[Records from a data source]

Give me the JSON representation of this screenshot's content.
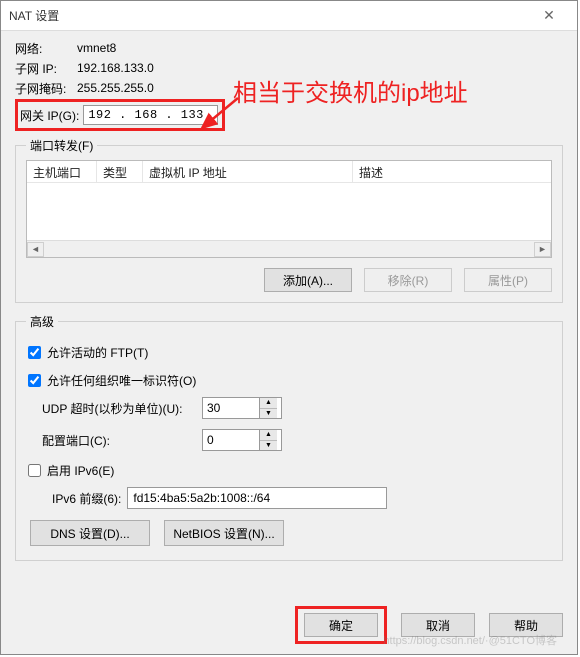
{
  "title": "NAT 设置",
  "network": {
    "label": "网络:",
    "value": "vmnet8"
  },
  "subnet_ip": {
    "label": "子网 IP:",
    "value": "192.168.133.0"
  },
  "subnet_mask": {
    "label": "子网掩码:",
    "value": "255.255.255.0"
  },
  "gateway": {
    "label": "网关 IP(G):",
    "value": "192 . 168 . 133 .   1"
  },
  "annotation": "相当于交换机的ip地址",
  "port_forward": {
    "legend": "端口转发(F)",
    "cols": {
      "host_port": "主机端口",
      "type": "类型",
      "vm_ip": "虚拟机 IP 地址",
      "desc": "描述"
    },
    "add": "添加(A)...",
    "remove": "移除(R)",
    "props": "属性(P)"
  },
  "advanced": {
    "legend": "高级",
    "allow_ftp": "允许活动的 FTP(T)",
    "allow_oui": "允许任何组织唯一标识符(O)",
    "udp_label": "UDP 超时(以秒为单位)(U):",
    "udp_value": "30",
    "cfg_port_label": "配置端口(C):",
    "cfg_port_value": "0",
    "enable_ipv6": "启用 IPv6(E)",
    "ipv6_prefix_label": "IPv6 前缀(6):",
    "ipv6_prefix_value": "fd15:4ba5:5a2b:1008::/64",
    "dns_btn": "DNS 设置(D)...",
    "netbios_btn": "NetBIOS 设置(N)..."
  },
  "footer": {
    "ok": "确定",
    "cancel": "取消",
    "help": "帮助"
  },
  "watermark": "https://blog.csdn.net/·@51CTO博客"
}
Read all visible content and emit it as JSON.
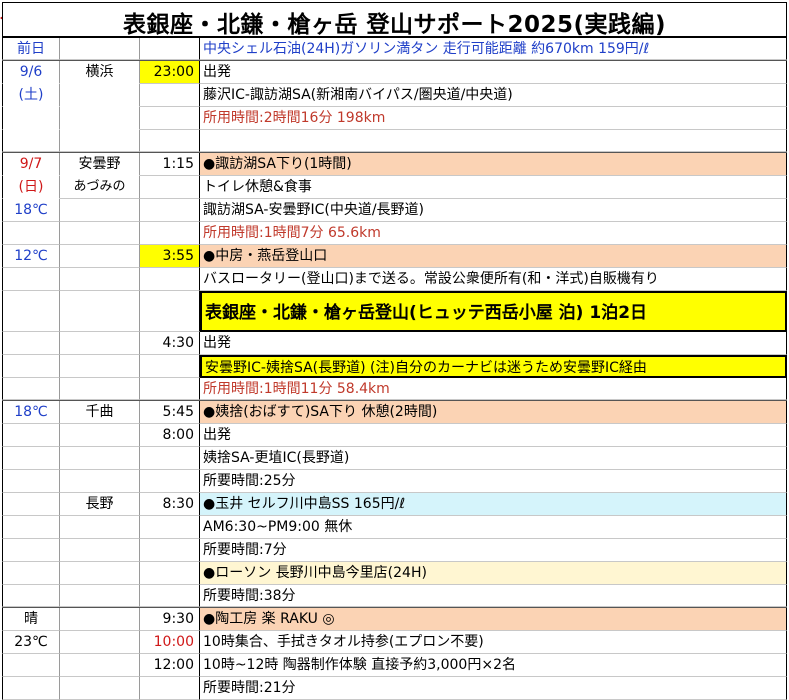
{
  "title": "表銀座・北鎌・槍ヶ岳 登山サポート2025(実践編)",
  "header": {
    "day": "前日",
    "note": "中央シェル石油(24H)ガソリン満タン 走行可能距離 約670km 159円/ℓ"
  },
  "rows": [
    {
      "day": "9/6",
      "place": "横浜",
      "time": "23:00",
      "text": "出発"
    },
    {
      "day": "(土)",
      "place": "",
      "time": "",
      "text": "藤沢IC-諏訪湖SA(新湘南バイパス/圏央道/中央道)"
    },
    {
      "day": "",
      "place": "",
      "time": "",
      "text": "所用時間:2時間16分 198km"
    },
    {
      "day": "",
      "place": "",
      "time": "",
      "text": ""
    },
    {
      "day": "9/7",
      "place": "安曇野",
      "time": "1:15",
      "text": "●諏訪湖SA下り(1時間)"
    },
    {
      "day": "(日)",
      "place": "あづみの",
      "time": "",
      "text": "トイレ休憩&食事"
    },
    {
      "day": "18℃",
      "place": "",
      "time": "",
      "text": "諏訪湖SA-安曇野IC(中央道/長野道)"
    },
    {
      "day": "",
      "place": "",
      "time": "",
      "text": "所用時間:1時間7分 65.6km"
    },
    {
      "day": "12℃",
      "place": "",
      "time": "3:55",
      "text": "●中房・燕岳登山口"
    },
    {
      "day": "",
      "place": "",
      "time": "",
      "text": "バスロータリー(登山口)まで送る。常設公衆便所有(和・洋式)自販機有り"
    },
    {
      "day": "",
      "place": "",
      "time": "",
      "text": "表銀座・北鎌・槍ヶ岳登山(ヒュッテ西岳小屋 泊) 1泊2日"
    },
    {
      "day": "",
      "place": "",
      "time": "4:30",
      "text": "出発"
    },
    {
      "day": "",
      "place": "",
      "time": "",
      "text": "安曇野IC-姨捨SA(長野道) (注)自分のカーナビは迷うため安曇野IC経由"
    },
    {
      "day": "",
      "place": "",
      "time": "",
      "text": "所用時間:1時間11分 58.4km"
    },
    {
      "day": "18℃",
      "place": "千曲",
      "time": "5:45",
      "text": "●姨捨(おばすて)SA下り 休憩(2時間)"
    },
    {
      "day": "",
      "place": "",
      "time": "8:00",
      "text": "出発"
    },
    {
      "day": "",
      "place": "",
      "time": "",
      "text": "姨捨SA-更埴IC(長野道)"
    },
    {
      "day": "",
      "place": "",
      "time": "",
      "text": "所要時間:25分"
    },
    {
      "day": "",
      "place": "長野",
      "time": "8:30",
      "text": "●玉井 セルフ川中島SS 165円/ℓ"
    },
    {
      "day": "",
      "place": "",
      "time": "",
      "text": "AM6:30~PM9:00 無休"
    },
    {
      "day": "",
      "place": "",
      "time": "",
      "text": "所要時間:7分"
    },
    {
      "day": "",
      "place": "",
      "time": "",
      "text": "●ローソン 長野川中島今里店(24H)"
    },
    {
      "day": "",
      "place": "",
      "time": "",
      "text": "所要時間:38分"
    },
    {
      "day": "晴",
      "place": "",
      "time": "9:30",
      "text": "●陶工房 楽 RAKU ◎"
    },
    {
      "day": "23℃",
      "place": "",
      "time": "10:00",
      "text": "10時集合、手拭きタオル持参(エプロン不要)"
    },
    {
      "day": "",
      "place": "",
      "time": "12:00",
      "text": "10時~12時 陶器制作体験 直接予約3,000円×2名"
    },
    {
      "day": "",
      "place": "",
      "time": "",
      "text": "所要時間:21分"
    }
  ]
}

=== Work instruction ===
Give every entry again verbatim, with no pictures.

=== Exercise result ===
Give me the JSON representation of this screenshot's content.
{
  "title": "NAT 设置",
  "network": {
    "label": "网络:",
    "value": "vmnet8"
  },
  "subnet_ip": {
    "label": "子网 IP:",
    "value": "192.168.133.0"
  },
  "subnet_mask": {
    "label": "子网掩码:",
    "value": "255.255.255.0"
  },
  "gateway": {
    "label": "网关 IP(G):",
    "value": "192 . 168 . 133 .   1"
  },
  "annotation": "相当于交换机的ip地址",
  "port_forward": {
    "legend": "端口转发(F)",
    "cols": {
      "host_port": "主机端口",
      "type": "类型",
      "vm_ip": "虚拟机 IP 地址",
      "desc": "描述"
    },
    "add": "添加(A)...",
    "remove": "移除(R)",
    "props": "属性(P)"
  },
  "advanced": {
    "legend": "高级",
    "allow_ftp": "允许活动的 FTP(T)",
    "allow_oui": "允许任何组织唯一标识符(O)",
    "udp_label": "UDP 超时(以秒为单位)(U):",
    "udp_value": "30",
    "cfg_port_label": "配置端口(C):",
    "cfg_port_value": "0",
    "enable_ipv6": "启用 IPv6(E)",
    "ipv6_prefix_label": "IPv6 前缀(6):",
    "ipv6_prefix_value": "fd15:4ba5:5a2b:1008::/64",
    "dns_btn": "DNS 设置(D)...",
    "netbios_btn": "NetBIOS 设置(N)..."
  },
  "footer": {
    "ok": "确定",
    "cancel": "取消",
    "help": "帮助"
  },
  "watermark": "https://blog.csdn.net/·@51CTO博客"
}
Read all visible content and emit it as JSON.
{
  "title": "表銀座・北鎌・槍ヶ岳 登山サポート2025(実践編)",
  "header": {
    "day": "前日",
    "note": "中央シェル石油(24H)ガソリン満タン 走行可能距離 約670km 159円/ℓ"
  },
  "rows": [
    {
      "day": "9/6",
      "place": "横浜",
      "time": "23:00",
      "text": "出発"
    },
    {
      "day": "(土)",
      "place": "",
      "time": "",
      "text": "藤沢IC-諏訪湖SA(新湘南バイパス/圏央道/中央道)"
    },
    {
      "day": "",
      "place": "",
      "time": "",
      "text": "所用時間:2時間16分 198km"
    },
    {
      "day": "",
      "place": "",
      "time": "",
      "text": ""
    },
    {
      "day": "9/7",
      "place": "安曇野",
      "time": "1:15",
      "text": "●諏訪湖SA下り(1時間)"
    },
    {
      "day": "(日)",
      "place": "あづみの",
      "time": "",
      "text": "トイレ休憩&食事"
    },
    {
      "day": "18℃",
      "place": "",
      "time": "",
      "text": "諏訪湖SA-安曇野IC(中央道/長野道)"
    },
    {
      "day": "",
      "place": "",
      "time": "",
      "text": "所用時間:1時間7分 65.6km"
    },
    {
      "day": "12℃",
      "place": "",
      "time": "3:55",
      "text": "●中房・燕岳登山口"
    },
    {
      "day": "",
      "place": "",
      "time": "",
      "text": "バスロータリー(登山口)まで送る。常設公衆便所有(和・洋式)自販機有り"
    },
    {
      "day": "",
      "place": "",
      "time": "",
      "text": "表銀座・北鎌・槍ヶ岳登山(ヒュッテ西岳小屋 泊) 1泊2日"
    },
    {
      "day": "",
      "place": "",
      "time": "4:30",
      "text": "出発"
    },
    {
      "day": "",
      "place": "",
      "time": "",
      "text": "安曇野IC-姨捨SA(長野道) (注)自分のカーナビは迷うため安曇野IC経由"
    },
    {
      "day": "",
      "place": "",
      "time": "",
      "text": "所用時間:1時間11分 58.4km"
    },
    {
      "day": "18℃",
      "place": "千曲",
      "time": "5:45",
      "text": "●姨捨(おばすて)SA下り 休憩(2時間)"
    },
    {
      "day": "",
      "place": "",
      "time": "8:00",
      "text": "出発"
    },
    {
      "day": "",
      "place": "",
      "time": "",
      "text": "姨捨SA-更埴IC(長野道)"
    },
    {
      "day": "",
      "place": "",
      "time": "",
      "text": "所要時間:25分"
    },
    {
      "day": "",
      "place": "長野",
      "time": "8:30",
      "text": "●玉井 セルフ川中島SS 165円/ℓ"
    },
    {
      "day": "",
      "place": "",
      "time": "",
      "text": "AM6:30~PM9:00 無休"
    },
    {
      "day": "",
      "place": "",
      "time": "",
      "text": "所要時間:7分"
    },
    {
      "day": "",
      "place": "",
      "time": "",
      "text": "●ローソン 長野川中島今里店(24H)"
    },
    {
      "day": "",
      "place": "",
      "time": "",
      "text": "所要時間:38分"
    },
    {
      "day": "晴",
      "place": "",
      "time": "9:30",
      "text": "●陶工房 楽 RAKU ◎"
    },
    {
      "day": "23℃",
      "place": "",
      "time": "10:00",
      "text": "10時集合、手拭きタオル持参(エプロン不要)"
    },
    {
      "day": "",
      "place": "",
      "time": "12:00",
      "text": "10時~12時 陶器制作体験 直接予約3,000円×2名"
    },
    {
      "day": "",
      "place": "",
      "time": "",
      "text": "所要時間:21分"
    }
  ]
}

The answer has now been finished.